▶ _PROBLEM_
Each entry needs to be given again, character for character.

[Records from a collection]
----

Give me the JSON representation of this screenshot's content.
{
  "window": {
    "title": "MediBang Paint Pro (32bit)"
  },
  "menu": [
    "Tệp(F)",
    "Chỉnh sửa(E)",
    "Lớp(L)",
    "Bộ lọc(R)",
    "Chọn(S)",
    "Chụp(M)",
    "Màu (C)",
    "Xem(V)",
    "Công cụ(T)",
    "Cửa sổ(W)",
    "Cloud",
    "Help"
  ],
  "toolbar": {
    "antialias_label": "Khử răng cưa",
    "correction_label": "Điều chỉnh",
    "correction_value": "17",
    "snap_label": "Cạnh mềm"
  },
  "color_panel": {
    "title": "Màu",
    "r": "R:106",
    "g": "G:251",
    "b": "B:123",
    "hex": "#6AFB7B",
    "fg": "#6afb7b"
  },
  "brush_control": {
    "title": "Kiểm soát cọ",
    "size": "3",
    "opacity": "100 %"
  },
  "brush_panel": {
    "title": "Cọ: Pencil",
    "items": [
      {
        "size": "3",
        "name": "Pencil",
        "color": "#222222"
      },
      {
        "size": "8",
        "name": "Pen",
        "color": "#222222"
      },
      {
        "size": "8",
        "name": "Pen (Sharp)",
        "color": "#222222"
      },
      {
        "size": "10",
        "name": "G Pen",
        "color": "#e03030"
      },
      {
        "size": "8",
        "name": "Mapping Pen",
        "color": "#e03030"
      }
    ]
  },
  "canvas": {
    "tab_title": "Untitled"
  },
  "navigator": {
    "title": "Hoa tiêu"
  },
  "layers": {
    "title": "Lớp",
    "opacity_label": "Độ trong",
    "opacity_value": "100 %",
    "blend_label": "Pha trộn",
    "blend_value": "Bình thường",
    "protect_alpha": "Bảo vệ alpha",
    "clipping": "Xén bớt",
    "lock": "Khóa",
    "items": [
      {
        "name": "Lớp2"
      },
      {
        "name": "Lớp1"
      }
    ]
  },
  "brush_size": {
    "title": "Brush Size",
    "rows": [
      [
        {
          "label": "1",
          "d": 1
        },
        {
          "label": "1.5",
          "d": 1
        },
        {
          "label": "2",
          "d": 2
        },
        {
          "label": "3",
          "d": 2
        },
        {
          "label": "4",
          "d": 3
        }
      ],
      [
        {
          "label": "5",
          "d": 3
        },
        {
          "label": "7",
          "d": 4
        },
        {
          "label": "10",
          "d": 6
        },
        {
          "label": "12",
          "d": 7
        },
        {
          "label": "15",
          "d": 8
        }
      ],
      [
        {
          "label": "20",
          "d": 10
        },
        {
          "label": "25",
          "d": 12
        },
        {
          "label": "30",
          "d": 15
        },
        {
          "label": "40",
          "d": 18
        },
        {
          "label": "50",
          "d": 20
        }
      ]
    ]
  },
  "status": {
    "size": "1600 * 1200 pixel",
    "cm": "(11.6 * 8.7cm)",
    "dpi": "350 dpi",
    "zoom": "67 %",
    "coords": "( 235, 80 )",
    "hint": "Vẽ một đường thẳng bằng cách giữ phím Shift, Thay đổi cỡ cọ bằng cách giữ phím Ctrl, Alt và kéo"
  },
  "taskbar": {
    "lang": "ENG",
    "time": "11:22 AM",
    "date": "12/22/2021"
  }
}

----

▶ _WRITTEN SOLUTION_
Give me the JSON representation of this screenshot's content.
{
  "window": {
    "title": "MediBang Paint Pro (32bit)"
  },
  "menu": [
    "Tệp(F)",
    "Chỉnh sửa(E)",
    "Lớp(L)",
    "Bộ lọc(R)",
    "Chọn(S)",
    "Chụp(M)",
    "Màu (C)",
    "Xem(V)",
    "Công cụ(T)",
    "Cửa sổ(W)",
    "Cloud",
    "Help"
  ],
  "toolbar": {
    "antialias_label": "Khử răng cưa",
    "correction_label": "Điều chỉnh",
    "correction_value": "17",
    "snap_label": "Cạnh mềm"
  },
  "color_panel": {
    "title": "Màu",
    "r": "R:106",
    "g": "G:251",
    "b": "B:123",
    "hex": "#6AFB7B",
    "fg": "#6afb7b"
  },
  "brush_control": {
    "title": "Kiểm soát cọ",
    "size": "3",
    "opacity": "100 %"
  },
  "brush_panel": {
    "title": "Cọ: Pencil",
    "items": [
      {
        "size": "3",
        "name": "Pencil",
        "color": "#222222"
      },
      {
        "size": "8",
        "name": "Pen",
        "color": "#222222"
      },
      {
        "size": "8",
        "name": "Pen (Sharp)",
        "color": "#222222"
      },
      {
        "size": "10",
        "name": "G Pen",
        "color": "#e03030"
      },
      {
        "size": "8",
        "name": "Mapping Pen",
        "color": "#e03030"
      }
    ]
  },
  "canvas": {
    "tab_title": "Untitled"
  },
  "navigator": {
    "title": "Hoa tiêu"
  },
  "layers": {
    "title": "Lớp",
    "opacity_label": "Độ trong",
    "opacity_value": "100 %",
    "blend_label": "Pha trộn",
    "blend_value": "Bình thường",
    "protect_alpha": "Bảo vệ alpha",
    "clipping": "Xén bớt",
    "lock": "Khóa",
    "items": [
      {
        "name": "Lớp2"
      },
      {
        "name": "Lớp1"
      }
    ]
  },
  "brush_size": {
    "title": "Brush Size",
    "rows": [
      [
        {
          "label": "1",
          "d": 1
        },
        {
          "label": "1.5",
          "d": 1
        },
        {
          "label": "2",
          "d": 2
        },
        {
          "label": "3",
          "d": 2
        },
        {
          "label": "4",
          "d": 3
        }
      ],
      [
        {
          "label": "5",
          "d": 3
        },
        {
          "label": "7",
          "d": 4
        },
        {
          "label": "10",
          "d": 6
        },
        {
          "label": "12",
          "d": 7
        },
        {
          "label": "15",
          "d": 8
        }
      ],
      [
        {
          "label": "20",
          "d": 10
        },
        {
          "label": "25",
          "d": 12
        },
        {
          "label": "30",
          "d": 15
        },
        {
          "label": "40",
          "d": 18
        },
        {
          "label": "50",
          "d": 20
        }
      ]
    ]
  },
  "status": {
    "size": "1600 * 1200 pixel",
    "cm": "(11.6 * 8.7cm)",
    "dpi": "350 dpi",
    "zoom": "67 %",
    "coords": "( 235, 80 )",
    "hint": "Vẽ một đường thẳng bằng cách giữ phím Shift, Thay đổi cỡ cọ bằng cách giữ phím Ctrl, Alt và kéo"
  },
  "taskbar": {
    "lang": "ENG",
    "time": "11:22 AM",
    "date": "12/22/2021"
  }
}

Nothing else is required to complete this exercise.